BI’s Article search uses Boolean search capabilities. If you are not familiar with these principles, here are some quick tips.
To search specifically for more than one word, put the search term in quotation marks. For example, “workers compensation”. This will limit your search to that combination of words.
To search for a combination of terms, use quotations and the & symbol. For example, “hurricane” & “loss”.
Special to Business Insurance
The long-awaited consolidation of various segments of the insurance business has clearly begun. Merger and acquisition activity is widespread as one surveys the property-liability, life and reinsurance landscapes.
The likelihood is that M&A activity will continue to proliferate in the insurance industry as a whole, as profitability declines and other financial service companies expand into the insurance sphere.
The pressure to achieve critical mass in various business segments and the need for more efficient and effective distribution are the primary drivers behind the current level of M&A activity. Put another way, managements are under enormous pressure to compete, but many companies have limited abilities. Hence, mergers and acquisitions may be the only means to achieve the ends. Acquisitions, though, should be a supplement to growth and not the primary reason for an insurance company's growth.
The dynamics in the insurance industry are very similar to what the banking industry faced several years ago when the market was plagued by overcapacity and several key players began to recognize the benefits of consolidation.
M&A activity falls into two basic spheres, strategic and financial. Some of the strategic reasons for acquisitions include:
The need to diversify into new markets and/or geographic areas.
The pressure to find alternative means of distribution.
The need to obtain new products, skills and technological expertise.
The need to follow your customers as globalization pressures rise.
The need to divest or spin off a business segment to focus on a core business.
Some of the financial reasons for M&A activity include:
The need to achieve economies of scale in order to squeeze out inefficiencies.
The need to expand market share and presence in current lines of business and geographic areas served.
The need to strengthen balance sheets and stave off rating downgrades.
The need to produce growth in a stagnant or declining market.
The need to respond to shareholder pressures to raise returns on equity and make use of excess capital.
It should be emphasized that the integration of two entities as business segments is not always as smooth as peaches and cream. Obstacles to a seamless merger or acquisition include: loss of employee focus; roadblocks emanating from entrenched managements; difficulties in blending different corporate and/or business cultures; and problems related to incompatible systems and processing technologies.

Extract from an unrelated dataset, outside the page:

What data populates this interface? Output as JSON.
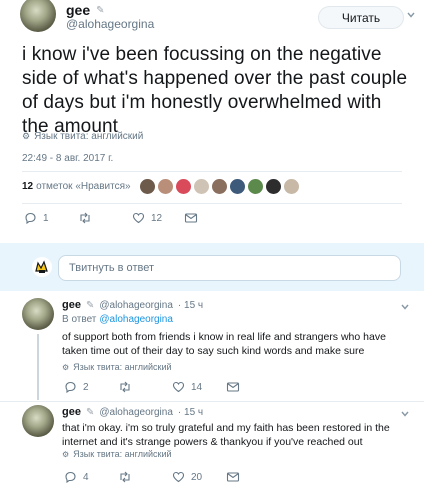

Last but not least, the need to produce quick financial returns can drive decisions that ultimately create longer-term problems.
As we have noted in past writings, growth prospects in virtually all segments of the insurance business have stagnated. Compounding the situation are, first, an abundance of capital and/or "stock currencies" that are at levels either not seen in a long time or on new plateaus and, second, enormous pressures on management teams to produce top-line growth, bottom-line growth and raise ROEs.
This consolidation undercurrent is threaded through virtually every insurance stock and will likely remain notwithstanding the prospect of some earnings disappointments. It should be noted that there is a greater likelihood for an acquirer to stub its toes when it is forced to make an acquisition vs. those situations when acquisitions are done at a more rational pace.
Finally, as previously noted, insurance stock valuations are at levels some might refer to as nosebleed territory or certainly well above levels most industry observers would have prognosticated several months ago. Given current valuations, it would appear that the opportunities for management buyouts and leveraged financial buyers appear limited. Today's opportunities appear to be more aligned for strategic buyers that can create value through synergies.